• _Try it_
Retype the material, please. Every line must match.

• _Study material_
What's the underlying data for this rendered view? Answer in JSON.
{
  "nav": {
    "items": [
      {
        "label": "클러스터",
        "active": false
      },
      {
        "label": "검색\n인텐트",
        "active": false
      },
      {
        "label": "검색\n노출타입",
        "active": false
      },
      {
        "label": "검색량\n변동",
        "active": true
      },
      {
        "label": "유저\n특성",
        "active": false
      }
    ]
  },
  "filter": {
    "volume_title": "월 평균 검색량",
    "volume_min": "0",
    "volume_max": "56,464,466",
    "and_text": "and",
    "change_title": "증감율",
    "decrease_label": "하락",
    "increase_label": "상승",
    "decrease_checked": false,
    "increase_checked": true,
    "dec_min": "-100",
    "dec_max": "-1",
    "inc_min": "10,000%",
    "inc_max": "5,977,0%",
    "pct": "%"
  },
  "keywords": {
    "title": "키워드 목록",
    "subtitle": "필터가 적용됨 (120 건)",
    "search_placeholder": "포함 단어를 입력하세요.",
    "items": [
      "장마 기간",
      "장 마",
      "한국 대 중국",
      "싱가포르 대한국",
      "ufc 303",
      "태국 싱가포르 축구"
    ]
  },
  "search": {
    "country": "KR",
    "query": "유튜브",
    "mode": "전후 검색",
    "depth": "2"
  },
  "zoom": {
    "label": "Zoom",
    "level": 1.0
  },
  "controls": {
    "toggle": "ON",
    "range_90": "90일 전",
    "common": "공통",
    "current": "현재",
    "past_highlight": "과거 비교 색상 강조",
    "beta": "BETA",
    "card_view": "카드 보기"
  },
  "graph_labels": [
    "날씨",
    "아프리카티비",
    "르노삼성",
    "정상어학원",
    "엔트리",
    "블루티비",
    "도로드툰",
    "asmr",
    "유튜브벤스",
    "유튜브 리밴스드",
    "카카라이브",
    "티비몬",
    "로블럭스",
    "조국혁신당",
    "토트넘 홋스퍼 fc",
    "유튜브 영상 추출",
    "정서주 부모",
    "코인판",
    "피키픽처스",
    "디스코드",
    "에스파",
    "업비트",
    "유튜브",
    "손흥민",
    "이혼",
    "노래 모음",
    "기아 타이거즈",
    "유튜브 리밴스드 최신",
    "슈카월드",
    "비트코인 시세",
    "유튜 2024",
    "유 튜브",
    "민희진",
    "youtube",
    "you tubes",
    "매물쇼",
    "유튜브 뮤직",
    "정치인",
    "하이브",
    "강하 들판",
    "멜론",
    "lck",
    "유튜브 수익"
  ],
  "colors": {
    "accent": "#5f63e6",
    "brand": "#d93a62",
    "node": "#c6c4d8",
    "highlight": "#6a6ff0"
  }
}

• _Reply to the exercise_
What's the underlying data for this rendered view? Answer in JSON.
{
  "nav": {
    "items": [
      {
        "label": "클러스터",
        "active": false
      },
      {
        "label": "검색\n인텐트",
        "active": false
      },
      {
        "label": "검색\n노출타입",
        "active": false
      },
      {
        "label": "검색량\n변동",
        "active": true
      },
      {
        "label": "유저\n특성",
        "active": false
      }
    ]
  },
  "filter": {
    "volume_title": "월 평균 검색량",
    "volume_min": "0",
    "volume_max": "56,464,466",
    "and_text": "and",
    "change_title": "증감율",
    "decrease_label": "하락",
    "increase_label": "상승",
    "decrease_checked": false,
    "increase_checked": true,
    "dec_min": "-100",
    "dec_max": "-1",
    "inc_min": "10,000%",
    "inc_max": "5,977,0%",
    "pct": "%"
  },
  "keywords": {
    "title": "키워드 목록",
    "subtitle": "필터가 적용됨 (120 건)",
    "search_placeholder": "포함 단어를 입력하세요.",
    "items": [
      "장마 기간",
      "장 마",
      "한국 대 중국",
      "싱가포르 대한국",
      "ufc 303",
      "태국 싱가포르 축구"
    ]
  },
  "search": {
    "country": "KR",
    "query": "유튜브",
    "mode": "전후 검색",
    "depth": "2"
  },
  "zoom": {
    "label": "Zoom",
    "level": 1.0
  },
  "controls": {
    "toggle": "ON",
    "range_90": "90일 전",
    "common": "공통",
    "current": "현재",
    "past_highlight": "과거 비교 색상 강조",
    "beta": "BETA",
    "card_view": "카드 보기"
  },
  "graph_labels": [
    "날씨",
    "아프리카티비",
    "르노삼성",
    "정상어학원",
    "엔트리",
    "블루티비",
    "도로드툰",
    "asmr",
    "유튜브벤스",
    "유튜브 리밴스드",
    "카카라이브",
    "티비몬",
    "로블럭스",
    "조국혁신당",
    "토트넘 홋스퍼 fc",
    "유튜브 영상 추출",
    "정서주 부모",
    "코인판",
    "피키픽처스",
    "디스코드",
    "에스파",
    "업비트",
    "유튜브",
    "손흥민",
    "이혼",
    "노래 모음",
    "기아 타이거즈",
    "유튜브 리밴스드 최신",
    "슈카월드",
    "비트코인 시세",
    "유튜 2024",
    "유 튜브",
    "민희진",
    "youtube",
    "you tubes",
    "매물쇼",
    "유튜브 뮤직",
    "정치인",
    "하이브",
    "강하 들판",
    "멜론",
    "lck",
    "유튜브 수익"
  ],
  "colors": {
    "accent": "#5f63e6",
    "brand": "#d93a62",
    "node": "#c6c4d8",
    "highlight": "#6a6ff0"
  }
}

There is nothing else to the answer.